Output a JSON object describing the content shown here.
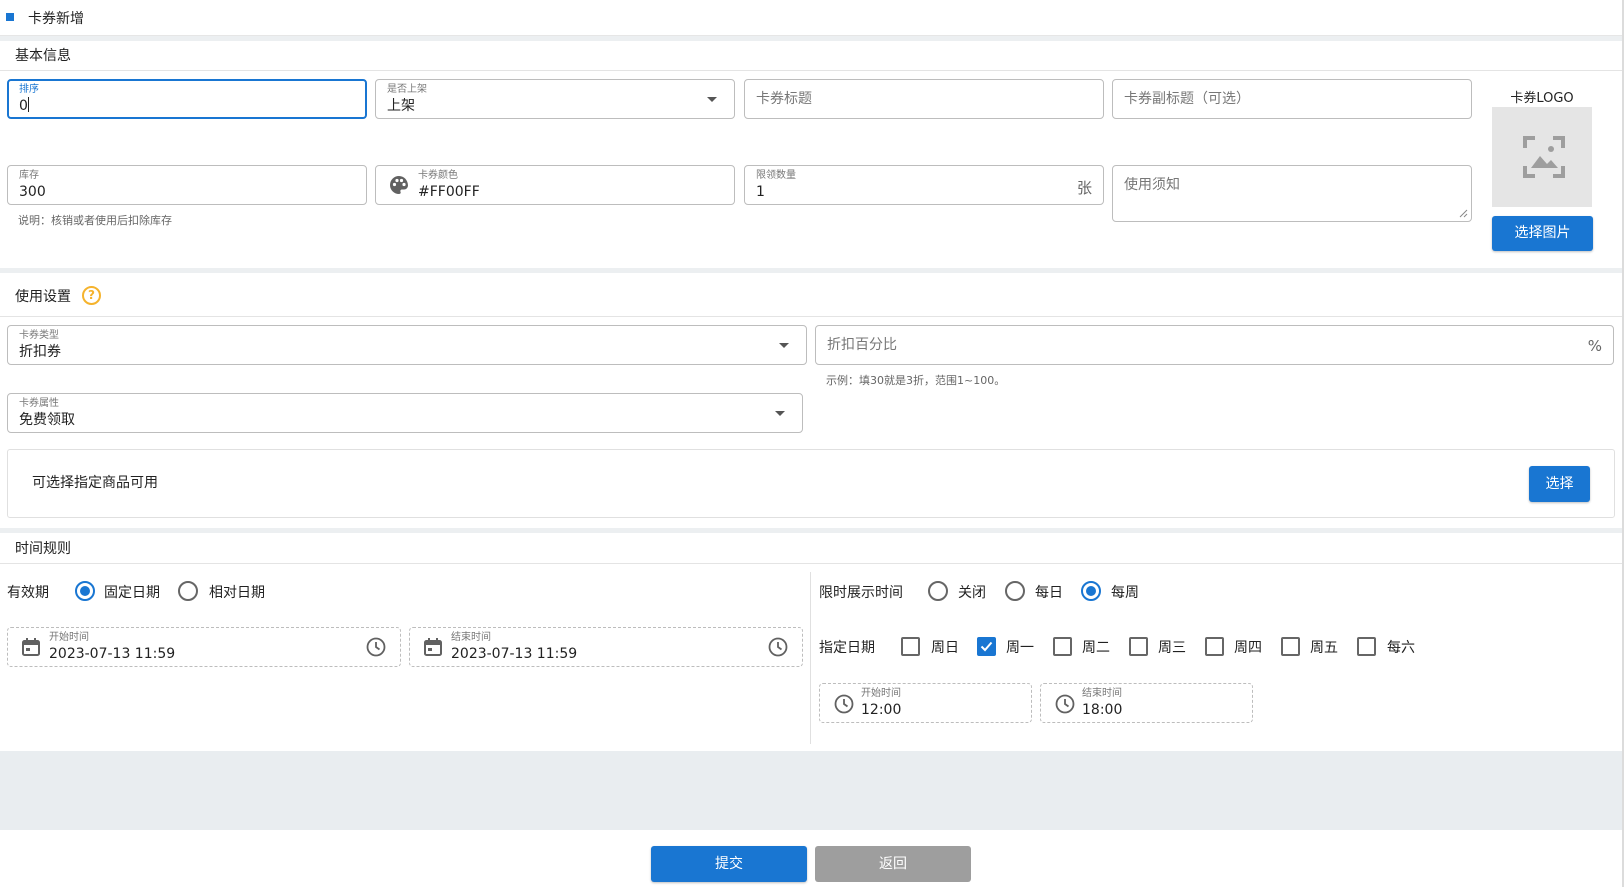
{
  "page": {
    "title": "卡券新增"
  },
  "basic": {
    "section_title": "基本信息",
    "sort": {
      "label": "排序",
      "value": "0"
    },
    "shelf": {
      "label": "是否上架",
      "value": "上架"
    },
    "title_placeholder": "卡券标题",
    "subtitle_placeholder": "卡券副标题（可选）",
    "logo_label": "卡券LOGO",
    "choose_image": "选择图片",
    "stock": {
      "label": "库存",
      "value": "300",
      "helper": "说明：核销或者使用后扣除库存"
    },
    "color": {
      "label": "卡券颜色",
      "value": "#FF00FF"
    },
    "limit": {
      "label": "限领数量",
      "value": "1",
      "suffix": "张"
    },
    "notice_placeholder": "使用须知"
  },
  "usage": {
    "section_title": "使用设置",
    "help_glyph": "?",
    "type": {
      "label": "卡券类型",
      "value": "折扣券"
    },
    "discount": {
      "placeholder": "折扣百分比",
      "suffix": "%",
      "helper": "示例：填30就是3折，范围1~100。"
    },
    "attr": {
      "label": "卡券属性",
      "value": "免费领取"
    },
    "goods_text": "可选择指定商品可用",
    "goods_button": "选择"
  },
  "time": {
    "section_title": "时间规则",
    "validity": {
      "label": "有效期",
      "options": [
        {
          "label": "固定日期",
          "selected": true
        },
        {
          "label": "相对日期",
          "selected": false
        }
      ],
      "start": {
        "label": "开始时间",
        "value": "2023-07-13 11:59"
      },
      "end": {
        "label": "结束时间",
        "value": "2023-07-13 11:59"
      }
    },
    "display": {
      "label": "限时展示时间",
      "options": [
        {
          "label": "关闭",
          "selected": false
        },
        {
          "label": "每日",
          "selected": false
        },
        {
          "label": "每周",
          "selected": true
        }
      ]
    },
    "days": {
      "label": "指定日期",
      "items": [
        {
          "label": "周日",
          "checked": false
        },
        {
          "label": "周一",
          "checked": true
        },
        {
          "label": "周二",
          "checked": false
        },
        {
          "label": "周三",
          "checked": false
        },
        {
          "label": "周四",
          "checked": false
        },
        {
          "label": "周五",
          "checked": false
        },
        {
          "label": "每六",
          "checked": false
        }
      ]
    },
    "daily_start": {
      "label": "开始时间",
      "value": "12:00"
    },
    "daily_end": {
      "label": "结束时间",
      "value": "18:00"
    }
  },
  "footer": {
    "submit": "提交",
    "back": "返回"
  },
  "colors": {
    "primary": "#1976d2",
    "help": "#f5b32d",
    "grey_button": "#9e9e9e"
  },
  "icons": {
    "header": "square-marker-icon",
    "dropdown": "dropdown-arrow-icon",
    "palette": "palette-icon",
    "image": "image-placeholder-icon",
    "help": "question-circle-icon",
    "calendar": "calendar-icon",
    "clock": "clock-icon"
  }
}
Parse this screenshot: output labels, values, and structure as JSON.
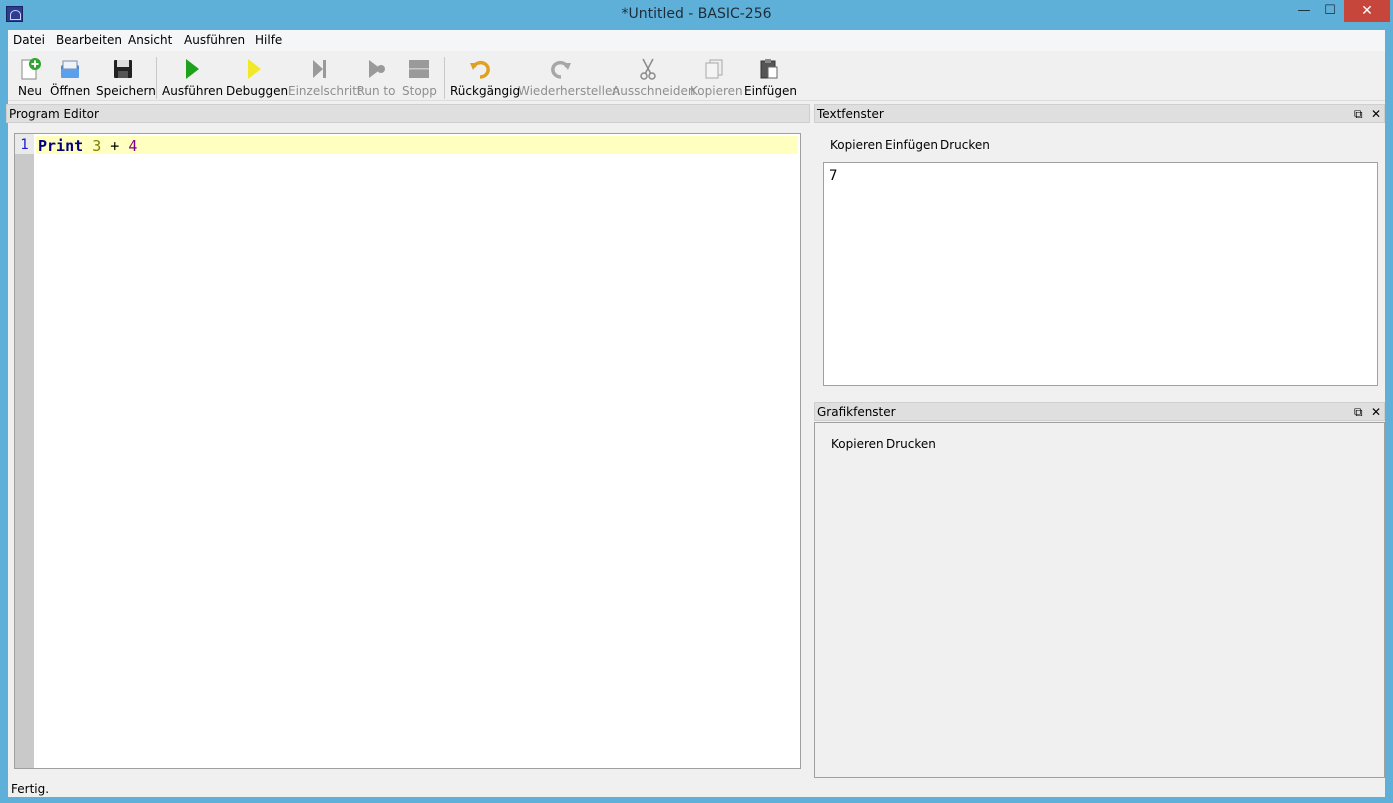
{
  "window": {
    "title": "*Untitled - BASIC-256",
    "minimize": "—",
    "maximize": "☐",
    "close": "✕"
  },
  "menu": [
    "Datei",
    "Bearbeiten",
    "Ansicht",
    "Ausführen",
    "Hilfe"
  ],
  "toolbar": {
    "new": "Neu",
    "open": "Öffnen",
    "save": "Speichern",
    "run": "Ausführen",
    "debug": "Debuggen",
    "step": "Einzelschritt",
    "run_to": "Run to",
    "stop": "Stopp",
    "undo": "Rückgängig",
    "redo": "Wiederherstellen",
    "cut": "Ausschneiden",
    "copy": "Kopieren",
    "paste": "Einfügen"
  },
  "editor": {
    "title": "Program Editor",
    "lines": [
      {
        "number": "1",
        "keyword": "Print",
        "arg1": "3",
        "op": "+",
        "arg2": "4"
      }
    ]
  },
  "text_window": {
    "title": "Textfenster",
    "buttons": [
      "Kopieren",
      "Einfügen",
      "Drucken"
    ],
    "output": "7"
  },
  "graphics_window": {
    "title": "Grafikfenster",
    "buttons": [
      "Kopieren",
      "Drucken"
    ]
  },
  "dock_controls": {
    "float": "⧉",
    "close": "✕"
  },
  "status": "Fertig.",
  "icons": {
    "new": "new-file-icon",
    "open": "open-folder-icon",
    "save": "save-disk-icon",
    "run": "play-icon",
    "debug": "debug-play-icon",
    "step": "step-icon",
    "run_to": "run-to-icon",
    "stop": "stop-icon",
    "undo": "undo-icon",
    "redo": "redo-icon",
    "cut": "scissors-icon",
    "copy": "copy-icon",
    "paste": "paste-icon"
  },
  "colors": {
    "titlebar": "#5fb0d8",
    "close_button": "#c7463c",
    "current_line": "#ffffc0",
    "keyword": "#000080",
    "run_green": "#1ea21e",
    "debug_yellow": "#f2e82a"
  }
}
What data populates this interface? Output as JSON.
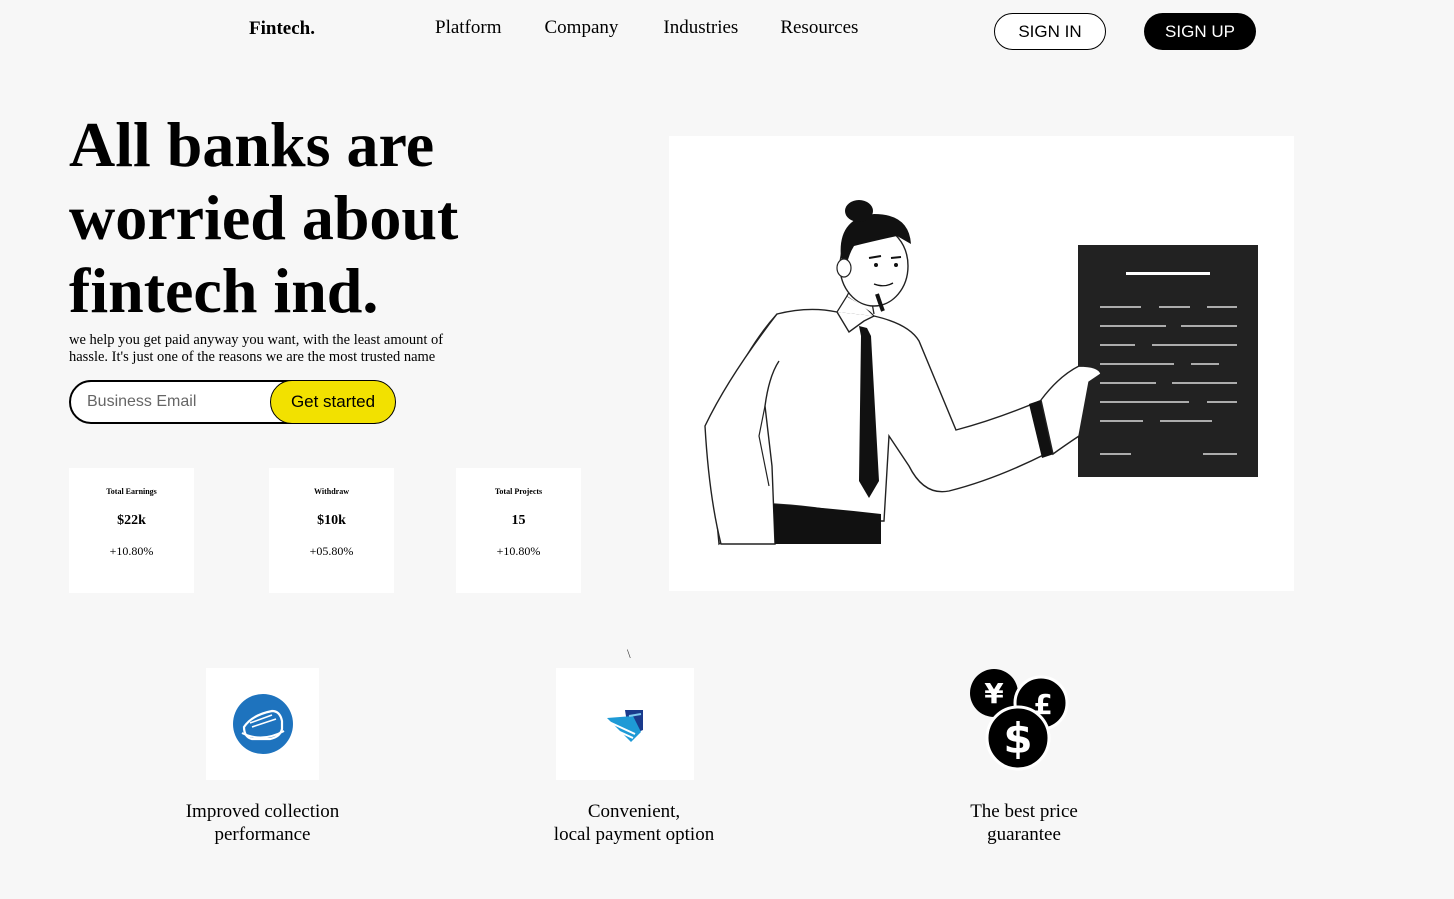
{
  "nav": {
    "logo": "Fintech.",
    "links": [
      "Platform",
      "Company",
      "Industries",
      "Resources"
    ],
    "sign_in": "SIGN IN",
    "sign_up": "SIGN UP"
  },
  "hero": {
    "title": "All banks are worried about fintech ind.",
    "subtitle": "we help you get paid anyway you want, with the least amount of hassle. It's just one of the reasons we are the most trusted name",
    "email_placeholder": "Business Email",
    "cta": "Get started"
  },
  "stats": [
    {
      "label": "Total Earnings",
      "value": "$22k",
      "change": "+10.80%"
    },
    {
      "label": "Withdraw",
      "value": "$10k",
      "change": "+05.80%"
    },
    {
      "label": "Total Projects",
      "value": "15",
      "change": "+10.80%"
    }
  ],
  "stray_mark": "\\",
  "features": [
    {
      "text": "Improved collection\nperformance",
      "icon": "wallet-icon",
      "color": "#1e73be"
    },
    {
      "text": "Convenient,\nlocal payment option",
      "icon": "card-payment-icon",
      "color": "#1e9ad6"
    },
    {
      "text": "The best price\nguarantee",
      "icon": "currency-coins-icon",
      "color": "#000000"
    }
  ],
  "colors": {
    "accent": "#f2e100",
    "background": "#f7f7f7",
    "dark": "#000000"
  }
}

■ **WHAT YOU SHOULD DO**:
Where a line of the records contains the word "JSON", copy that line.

■ **TASK RESPONSE**:
Output a JSON object describing the content shown here.
Parse this screenshot: output labels, values, and structure as JSON.
What data populates this interface? Output as JSON.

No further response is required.